PROBLEM STATEMENT → Your answer should be one number: how many lines of the data include the string "name"?

DATA FOR THIS EXERCISE →
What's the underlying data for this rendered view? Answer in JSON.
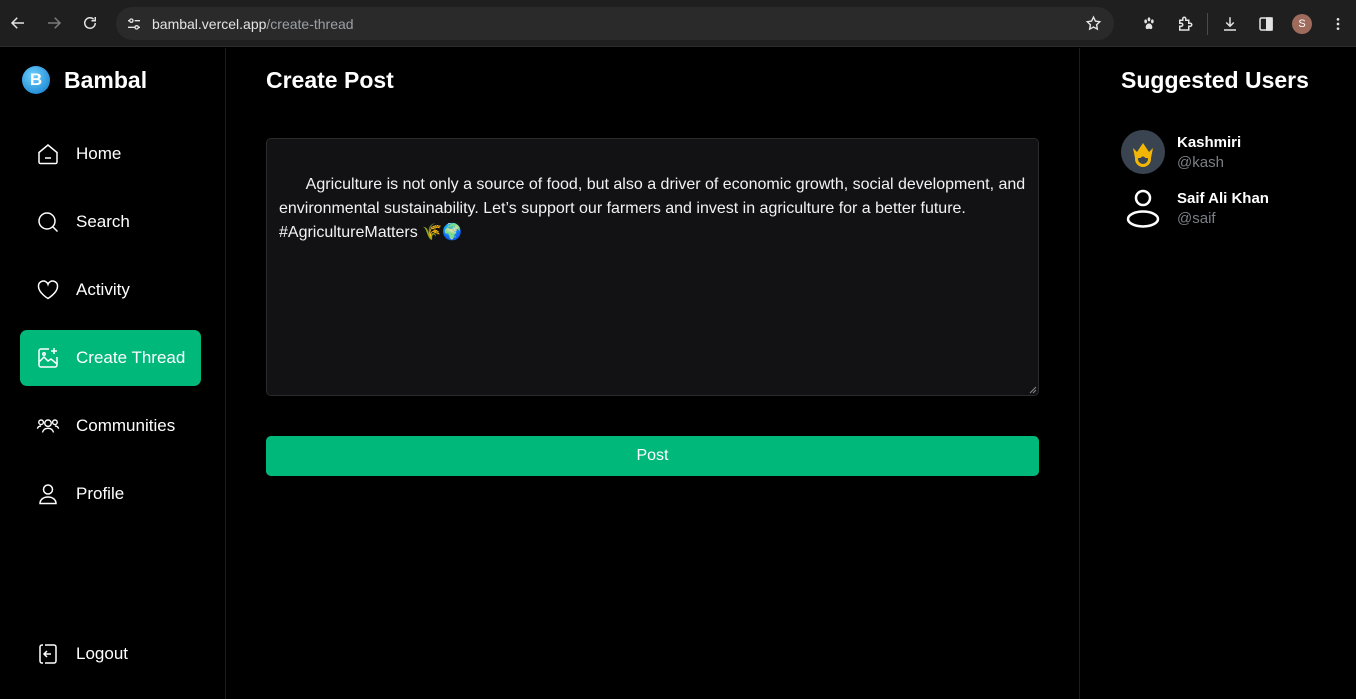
{
  "browser": {
    "url_host": "bambal.vercel.app",
    "url_path": "/create-thread",
    "profile_initial": "S"
  },
  "brand": {
    "logo_letter": "B",
    "name": "Bambal"
  },
  "sidebar": {
    "items": [
      {
        "label": "Home",
        "icon": "home-icon"
      },
      {
        "label": "Search",
        "icon": "search-icon"
      },
      {
        "label": "Activity",
        "icon": "heart-icon"
      },
      {
        "label": "Create Thread",
        "icon": "create-thread-icon",
        "active": true
      },
      {
        "label": "Communities",
        "icon": "communities-icon"
      },
      {
        "label": "Profile",
        "icon": "user-icon"
      }
    ],
    "logout_label": "Logout"
  },
  "main": {
    "title": "Create Post",
    "post_text": "Agriculture is not only a source of food, but also a driver of economic growth, social development, and environmental sustainability. Let’s support our farmers and invest in agriculture for a better future. #AgricultureMatters 🌾🌍",
    "post_button": "Post"
  },
  "suggested": {
    "title": "Suggested Users",
    "users": [
      {
        "name": "Kashmiri",
        "handle": "@kash"
      },
      {
        "name": "Saif Ali Khan",
        "handle": "@saif"
      }
    ]
  },
  "colors": {
    "accent": "#00b87a",
    "background": "#000000",
    "editor_bg": "#121214"
  }
}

TASK OUTPUT → 3